'''

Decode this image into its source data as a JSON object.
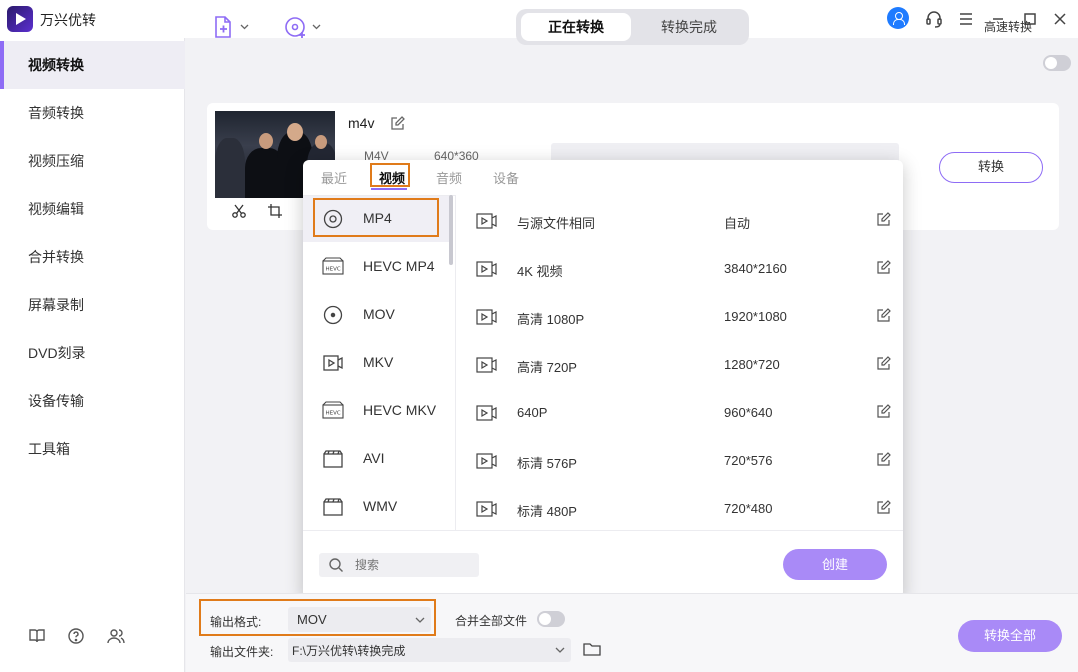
{
  "app": {
    "title": "万兴优转"
  },
  "sidebar": {
    "items": [
      {
        "label": "视频转换",
        "active": true
      },
      {
        "label": "音频转换"
      },
      {
        "label": "视频压缩"
      },
      {
        "label": "视频编辑"
      },
      {
        "label": "合并转换"
      },
      {
        "label": "屏幕录制"
      },
      {
        "label": "DVD刻录"
      },
      {
        "label": "设备传输"
      },
      {
        "label": "工具箱"
      }
    ],
    "bottom_icons": [
      "book-icon",
      "help-icon",
      "users-icon"
    ]
  },
  "toolbar": {
    "tabs": [
      "正在转换",
      "转换完成"
    ],
    "active_tab": "正在转换",
    "speed_label": "高速转换",
    "speed_enabled": false
  },
  "file": {
    "name": "m4v",
    "format": "M4V",
    "resolution": "640*360",
    "convert_label": "转换"
  },
  "popup": {
    "tabs": [
      "最近",
      "视频",
      "音频",
      "设备"
    ],
    "active_tab": "视频",
    "formats": [
      {
        "label": "MP4",
        "icon": "disc-icon"
      },
      {
        "label": "HEVC MP4",
        "icon": "hevc-icon"
      },
      {
        "label": "MOV",
        "icon": "disc-icon"
      },
      {
        "label": "MKV",
        "icon": "video-file-icon"
      },
      {
        "label": "HEVC MKV",
        "icon": "hevc-icon"
      },
      {
        "label": "AVI",
        "icon": "clapper-icon"
      },
      {
        "label": "WMV",
        "icon": "clapper-icon"
      }
    ],
    "selected_format": "MP4",
    "presets": [
      {
        "name": "与源文件相同",
        "res": "自动"
      },
      {
        "name": "4K 视频",
        "res": "3840*2160"
      },
      {
        "name": "高清 1080P",
        "res": "1920*1080"
      },
      {
        "name": "高清 720P",
        "res": "1280*720"
      },
      {
        "name": "640P",
        "res": "960*640"
      },
      {
        "name": "标清 576P",
        "res": "720*576"
      },
      {
        "name": "标清 480P",
        "res": "720*480"
      }
    ],
    "search_placeholder": "搜索",
    "create_label": "创建"
  },
  "bottom": {
    "output_format_label": "输出格式:",
    "output_format_value": "MOV",
    "merge_label": "合并全部文件",
    "merge_enabled": false,
    "output_folder_label": "输出文件夹:",
    "output_folder_value": "F:\\万兴优转\\转换完成",
    "convert_all_label": "转换全部"
  },
  "colors": {
    "accent": "#8e6cf5",
    "highlight": "#e07b1a"
  }
}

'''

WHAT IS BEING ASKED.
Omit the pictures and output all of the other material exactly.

WRITTEN SOLUTION.
Decode this image into its source data as a JSON object.
{
  "app": {
    "title": "万兴优转"
  },
  "sidebar": {
    "items": [
      {
        "label": "视频转换",
        "active": true
      },
      {
        "label": "音频转换"
      },
      {
        "label": "视频压缩"
      },
      {
        "label": "视频编辑"
      },
      {
        "label": "合并转换"
      },
      {
        "label": "屏幕录制"
      },
      {
        "label": "DVD刻录"
      },
      {
        "label": "设备传输"
      },
      {
        "label": "工具箱"
      }
    ],
    "bottom_icons": [
      "book-icon",
      "help-icon",
      "users-icon"
    ]
  },
  "toolbar": {
    "tabs": [
      "正在转换",
      "转换完成"
    ],
    "active_tab": "正在转换",
    "speed_label": "高速转换",
    "speed_enabled": false
  },
  "file": {
    "name": "m4v",
    "format": "M4V",
    "resolution": "640*360",
    "convert_label": "转换"
  },
  "popup": {
    "tabs": [
      "最近",
      "视频",
      "音频",
      "设备"
    ],
    "active_tab": "视频",
    "formats": [
      {
        "label": "MP4",
        "icon": "disc-icon"
      },
      {
        "label": "HEVC MP4",
        "icon": "hevc-icon"
      },
      {
        "label": "MOV",
        "icon": "disc-icon"
      },
      {
        "label": "MKV",
        "icon": "video-file-icon"
      },
      {
        "label": "HEVC MKV",
        "icon": "hevc-icon"
      },
      {
        "label": "AVI",
        "icon": "clapper-icon"
      },
      {
        "label": "WMV",
        "icon": "clapper-icon"
      }
    ],
    "selected_format": "MP4",
    "presets": [
      {
        "name": "与源文件相同",
        "res": "自动"
      },
      {
        "name": "4K 视频",
        "res": "3840*2160"
      },
      {
        "name": "高清 1080P",
        "res": "1920*1080"
      },
      {
        "name": "高清 720P",
        "res": "1280*720"
      },
      {
        "name": "640P",
        "res": "960*640"
      },
      {
        "name": "标清 576P",
        "res": "720*576"
      },
      {
        "name": "标清 480P",
        "res": "720*480"
      }
    ],
    "search_placeholder": "搜索",
    "create_label": "创建"
  },
  "bottom": {
    "output_format_label": "输出格式:",
    "output_format_value": "MOV",
    "merge_label": "合并全部文件",
    "merge_enabled": false,
    "output_folder_label": "输出文件夹:",
    "output_folder_value": "F:\\万兴优转\\转换完成",
    "convert_all_label": "转换全部"
  },
  "colors": {
    "accent": "#8e6cf5",
    "highlight": "#e07b1a"
  }
}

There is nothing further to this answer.